EXERCISE DIRECTIONS:
Keep only the lines of the material below that contain the word "object". Copy those lines.
BEGIN THE INPUT
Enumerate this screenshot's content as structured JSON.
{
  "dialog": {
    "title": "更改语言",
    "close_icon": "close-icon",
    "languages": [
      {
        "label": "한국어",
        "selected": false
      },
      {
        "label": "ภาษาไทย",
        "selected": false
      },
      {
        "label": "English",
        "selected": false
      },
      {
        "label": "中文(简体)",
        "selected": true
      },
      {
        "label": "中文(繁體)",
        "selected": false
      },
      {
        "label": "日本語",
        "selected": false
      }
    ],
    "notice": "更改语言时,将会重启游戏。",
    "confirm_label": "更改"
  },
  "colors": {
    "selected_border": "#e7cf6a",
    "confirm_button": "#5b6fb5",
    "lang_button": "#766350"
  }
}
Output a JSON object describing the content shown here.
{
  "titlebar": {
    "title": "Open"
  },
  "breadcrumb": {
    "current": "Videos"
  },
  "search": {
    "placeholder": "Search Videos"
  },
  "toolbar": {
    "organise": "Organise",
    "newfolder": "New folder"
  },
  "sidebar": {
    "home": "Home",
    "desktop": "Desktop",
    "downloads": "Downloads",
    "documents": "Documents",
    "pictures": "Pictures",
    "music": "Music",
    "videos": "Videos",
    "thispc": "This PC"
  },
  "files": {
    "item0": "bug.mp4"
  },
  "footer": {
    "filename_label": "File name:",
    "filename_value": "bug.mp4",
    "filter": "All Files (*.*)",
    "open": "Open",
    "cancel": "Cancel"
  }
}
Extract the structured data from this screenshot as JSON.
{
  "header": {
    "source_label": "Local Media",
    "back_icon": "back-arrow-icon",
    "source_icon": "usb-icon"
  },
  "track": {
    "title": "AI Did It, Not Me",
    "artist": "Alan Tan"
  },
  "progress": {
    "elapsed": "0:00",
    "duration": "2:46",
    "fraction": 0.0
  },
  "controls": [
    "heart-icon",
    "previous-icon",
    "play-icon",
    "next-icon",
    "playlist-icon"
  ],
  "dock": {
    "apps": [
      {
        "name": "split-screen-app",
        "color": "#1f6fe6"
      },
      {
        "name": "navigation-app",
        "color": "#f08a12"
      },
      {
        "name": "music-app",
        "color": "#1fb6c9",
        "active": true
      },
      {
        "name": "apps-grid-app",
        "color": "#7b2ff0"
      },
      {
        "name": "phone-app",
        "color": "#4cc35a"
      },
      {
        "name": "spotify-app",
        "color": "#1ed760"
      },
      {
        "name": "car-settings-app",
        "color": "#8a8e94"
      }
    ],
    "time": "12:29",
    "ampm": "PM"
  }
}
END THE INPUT
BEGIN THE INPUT
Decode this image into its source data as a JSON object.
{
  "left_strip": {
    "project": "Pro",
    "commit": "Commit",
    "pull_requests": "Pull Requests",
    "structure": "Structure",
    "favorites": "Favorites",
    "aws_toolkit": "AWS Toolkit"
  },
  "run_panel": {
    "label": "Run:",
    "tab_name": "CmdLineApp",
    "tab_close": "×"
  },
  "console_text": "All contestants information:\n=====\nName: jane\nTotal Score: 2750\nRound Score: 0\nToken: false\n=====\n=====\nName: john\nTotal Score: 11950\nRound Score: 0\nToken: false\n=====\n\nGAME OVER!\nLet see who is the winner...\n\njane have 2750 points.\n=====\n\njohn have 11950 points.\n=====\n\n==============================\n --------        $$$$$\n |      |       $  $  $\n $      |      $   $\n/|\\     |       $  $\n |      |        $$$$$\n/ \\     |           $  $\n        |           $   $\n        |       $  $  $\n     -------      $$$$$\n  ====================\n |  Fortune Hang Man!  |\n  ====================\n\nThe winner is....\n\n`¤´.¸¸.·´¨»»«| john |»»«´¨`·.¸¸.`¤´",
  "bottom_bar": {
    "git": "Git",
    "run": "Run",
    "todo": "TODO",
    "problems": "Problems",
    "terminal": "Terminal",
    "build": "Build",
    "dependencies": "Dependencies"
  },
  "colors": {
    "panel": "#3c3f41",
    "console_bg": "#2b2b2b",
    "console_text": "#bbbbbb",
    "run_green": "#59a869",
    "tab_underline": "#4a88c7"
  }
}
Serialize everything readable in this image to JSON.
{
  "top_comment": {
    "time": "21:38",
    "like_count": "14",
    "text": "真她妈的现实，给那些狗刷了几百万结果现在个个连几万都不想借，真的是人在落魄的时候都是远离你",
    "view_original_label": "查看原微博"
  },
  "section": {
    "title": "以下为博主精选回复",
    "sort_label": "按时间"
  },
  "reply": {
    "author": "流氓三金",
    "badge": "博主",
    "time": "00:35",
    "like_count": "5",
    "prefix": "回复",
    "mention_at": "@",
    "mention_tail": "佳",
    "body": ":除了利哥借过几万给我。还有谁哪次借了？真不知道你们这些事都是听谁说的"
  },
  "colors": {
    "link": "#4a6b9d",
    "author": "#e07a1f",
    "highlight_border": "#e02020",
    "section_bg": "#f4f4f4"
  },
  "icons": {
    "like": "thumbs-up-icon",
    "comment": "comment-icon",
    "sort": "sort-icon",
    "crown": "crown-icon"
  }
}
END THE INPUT
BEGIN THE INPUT
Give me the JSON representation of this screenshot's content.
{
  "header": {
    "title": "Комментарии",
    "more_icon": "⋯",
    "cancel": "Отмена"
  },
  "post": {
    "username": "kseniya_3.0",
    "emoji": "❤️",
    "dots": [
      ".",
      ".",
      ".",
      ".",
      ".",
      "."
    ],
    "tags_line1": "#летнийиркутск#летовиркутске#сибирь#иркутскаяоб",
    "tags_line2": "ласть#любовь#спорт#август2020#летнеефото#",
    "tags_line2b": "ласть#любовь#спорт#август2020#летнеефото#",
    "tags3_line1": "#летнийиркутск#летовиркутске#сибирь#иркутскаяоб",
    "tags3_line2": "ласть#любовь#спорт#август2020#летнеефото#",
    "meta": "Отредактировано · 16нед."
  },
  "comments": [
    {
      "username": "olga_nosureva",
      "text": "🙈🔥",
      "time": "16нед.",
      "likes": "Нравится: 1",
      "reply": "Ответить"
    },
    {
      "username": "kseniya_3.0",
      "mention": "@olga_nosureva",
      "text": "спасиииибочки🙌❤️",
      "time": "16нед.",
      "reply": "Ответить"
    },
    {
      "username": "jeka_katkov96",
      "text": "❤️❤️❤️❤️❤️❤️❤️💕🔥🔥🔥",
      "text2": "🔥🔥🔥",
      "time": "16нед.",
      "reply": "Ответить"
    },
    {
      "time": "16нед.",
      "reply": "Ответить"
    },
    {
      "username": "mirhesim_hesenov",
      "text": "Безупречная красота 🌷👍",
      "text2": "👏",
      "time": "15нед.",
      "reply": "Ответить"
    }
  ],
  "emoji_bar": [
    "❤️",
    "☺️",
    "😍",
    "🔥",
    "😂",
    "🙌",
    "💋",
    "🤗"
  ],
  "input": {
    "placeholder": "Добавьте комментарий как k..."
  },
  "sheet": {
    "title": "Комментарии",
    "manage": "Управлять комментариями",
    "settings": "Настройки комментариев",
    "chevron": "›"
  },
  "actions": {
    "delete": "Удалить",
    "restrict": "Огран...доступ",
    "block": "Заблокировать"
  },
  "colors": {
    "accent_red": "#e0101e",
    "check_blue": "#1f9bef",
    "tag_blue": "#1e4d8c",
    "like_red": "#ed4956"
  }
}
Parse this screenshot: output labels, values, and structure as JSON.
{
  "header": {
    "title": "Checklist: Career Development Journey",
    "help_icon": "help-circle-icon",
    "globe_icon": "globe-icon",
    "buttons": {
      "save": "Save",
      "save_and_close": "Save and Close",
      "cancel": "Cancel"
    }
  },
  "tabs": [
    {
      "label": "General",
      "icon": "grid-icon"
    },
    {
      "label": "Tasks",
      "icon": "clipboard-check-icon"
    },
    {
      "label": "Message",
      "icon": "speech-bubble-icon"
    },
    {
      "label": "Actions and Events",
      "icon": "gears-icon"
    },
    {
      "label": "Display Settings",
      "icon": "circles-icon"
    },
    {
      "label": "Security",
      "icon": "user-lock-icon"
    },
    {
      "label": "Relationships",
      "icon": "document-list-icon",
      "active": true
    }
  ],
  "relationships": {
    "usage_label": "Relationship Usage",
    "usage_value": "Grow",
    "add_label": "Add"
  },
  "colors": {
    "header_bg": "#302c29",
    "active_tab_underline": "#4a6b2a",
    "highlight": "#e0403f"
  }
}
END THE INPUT
ANSWER SPACE:
Output a JSON object describing the content shown here.
Decode this image into its source data as a JSON object.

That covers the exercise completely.